Preference and Diversity-based Ranking in Network-Centric Information Management Systems

Diversifcation of Continuous Data

In many applications, such as in news alerts, RSS feeds and notifcation services in social networks, new data is continuously generated. In such cases, we need to define over which subsets of data items we apply diversification. In our work, we have considered three fundamental models for item delivery: (i) periodic, (ii) sliding-window and (iii) history-based filtering delivery. Given a budget of k, with periodic delivery, the k most diverse items are computed over disjoint periods of length T and are forwarded to the subscribers at the end of the period. With sliding-window delivery, the k most diverse items are computed over sliding windows of length w, so that, an item is forwarded, if and only if, it is part of the k most diverse items in any of the windows it belongs to. Finally, history-based filtering forwards new items as they are matched, if and only if, they are dissimilar enough to the k most diverse items recently delivered. The lengths T and w can be defined either in time units (e.g., as "the 10 most diverse items matched per hour" and, respectively, "the 10 most diverse items matched in the last hour") or in number of items (e.g., as "the 10 most diverse items per 100 matched ones" and, respectively, "the 10 most diverse items among the 100 most recently matched ones").

Jumping Window

A jumping window for w=5 and j=3.

We also consider allowing windows not only to slide but also to "jump", i.e., move forward more than one position in the stream of matching items each time. We call these windows jumping windows. Assuming windows of length w and a jump step of length j, with j < w, consequent windows overlap and share w-j common items. Note that, for w = 1, we get sliding window delivery, while for w = T, we get periodic delivery.

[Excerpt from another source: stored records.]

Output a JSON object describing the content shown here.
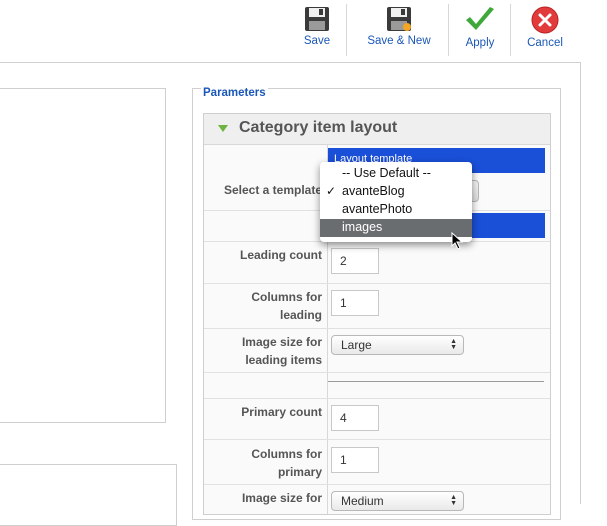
{
  "toolbar": {
    "buttons": [
      {
        "label": "Save",
        "icon": "floppy-disk-icon"
      },
      {
        "label": "Save & New",
        "icon": "floppy-disk-icon"
      },
      {
        "label": "Apply",
        "icon": "green-checkmark-icon"
      },
      {
        "label": "Cancel",
        "icon": "red-x-circle-icon"
      }
    ]
  },
  "parameters": {
    "legend": "Parameters",
    "section_title": "Category item layout",
    "layout_template_label": "Layout template",
    "select_template_label": "Select a template",
    "dropdown": {
      "options": [
        "-- Use Default --",
        "avanteBlog",
        "avantePhoto",
        "images"
      ],
      "checked": "avanteBlog",
      "highlighted": "images"
    },
    "leading_count": {
      "label": "Leading count",
      "value": "2"
    },
    "columns_leading": {
      "label_1": "Columns for",
      "label_2": "leading",
      "value": "1"
    },
    "image_size_leading": {
      "label_1": "Image size for",
      "label_2": "leading items",
      "value": "Large"
    },
    "primary_count": {
      "label": "Primary count",
      "value": "4"
    },
    "columns_primary": {
      "label_1": "Columns for",
      "label_2": "primary",
      "value": "1"
    },
    "image_size_primary": {
      "label_1": "Image size for",
      "value": "Medium"
    }
  },
  "colors": {
    "link_blue": "#1a57b8",
    "highlight_blue": "#1a4fd8",
    "accent_green": "#6cb33f",
    "cancel_red": "#e23b3b"
  }
}
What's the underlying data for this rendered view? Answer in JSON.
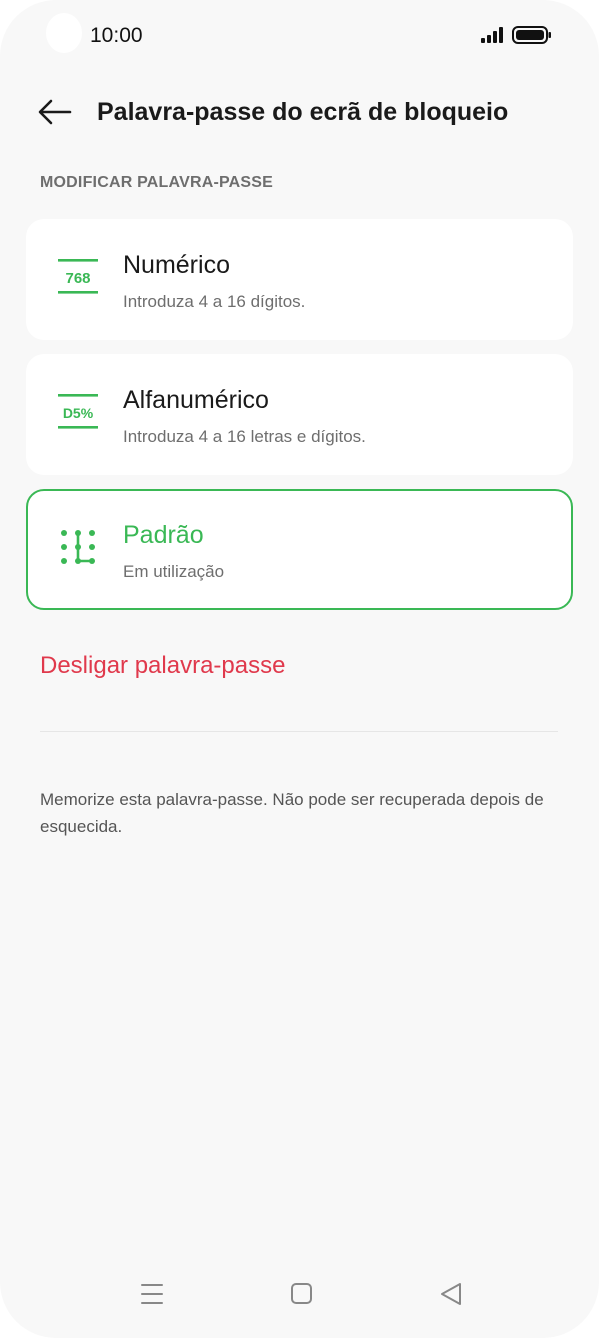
{
  "status_bar": {
    "time": "10:00",
    "icons": [
      "signal-icon",
      "battery-icon"
    ]
  },
  "header": {
    "back_icon": "arrow-left-icon",
    "title": "Palavra-passe do ecrã de bloqueio"
  },
  "section": {
    "label": "MODIFICAR PALAVRA-PASSE"
  },
  "options": [
    {
      "icon_text": "768",
      "title": "Numérico",
      "subtitle": "Introduza 4 a 16 dígitos.",
      "selected": false
    },
    {
      "icon_text": "D5%",
      "title": "Alfanumérico",
      "subtitle": "Introduza 4 a 16 letras e dígitos.",
      "selected": false
    },
    {
      "icon": "pattern-grid-icon",
      "title": "Padrão",
      "subtitle": "Em utilização",
      "selected": true
    }
  ],
  "actions": {
    "disable_label": "Desligar palavra-passe"
  },
  "note": "Memorize esta palavra-passe. Não pode ser recuperada depois de esquecida.",
  "navigation": {
    "icons": [
      "menu-icon",
      "home-icon",
      "back-triangle-icon"
    ]
  },
  "colors": {
    "accent_green": "#3ab855",
    "danger_red": "#e0394c",
    "background": "#f8f8f8",
    "card": "#ffffff"
  }
}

One difficulty of computing diverse items over continuous data is that it cannot be done incrementally. To this end, we propose an index-based approach to the dynamic diversifcation problem, where insertions and deletions of items are allowed and the diverse subset needs to be refreshed to refect such updates. We also consider the continuous version of the problem, where diversifed sets are computed over streams of items. For streams, it is important that the items retrieved be the users during consequent logins exhibit some continuity properties. For example, the order in which the diverse items are delivered to the users should follow the order of their generation. Also, an item should not appear, disappear and then re-appear in the diverse set.

Cover Tree

Diverse subserts computed by based on cover trees. Bold points
represent the items at each tree level, moving from lower
to higher levels as we move from top-left to bottom-right.

For the effcient computation of diverse results in a dynamic setting, we propose a solution based on cover trees. Cover trees are data structures proposed for approximate nearest-neighbor search. We provide theoretical results for the accuracy of the solution achieved using cover trees for solving the MaxMin diversification problem, namely we prove that the solution achieved by the cover tree is a (b-1)/(2b^2)-approximation of the optimal solution, where b is the base of the cover tree. Our experimental results show that our approach produces highly diversified results at reasonable time.

Related Publications:

  • Marina Drosou and Evaggelia Pitoura, Diversity over Continuous Data, in IEEE Data Engineering Bulletin, vol. 32, no. 4, pp. 49-56, 2009, IEEE Computer Society
  • Marina Drosou and Evaggelia Pitoura, Dynamic Diversification of Continuous Data, in Proc. of the 15th International Conference on Extending Database Technology (EDBT 2012), March 27-30, 2012, Berlin, Germany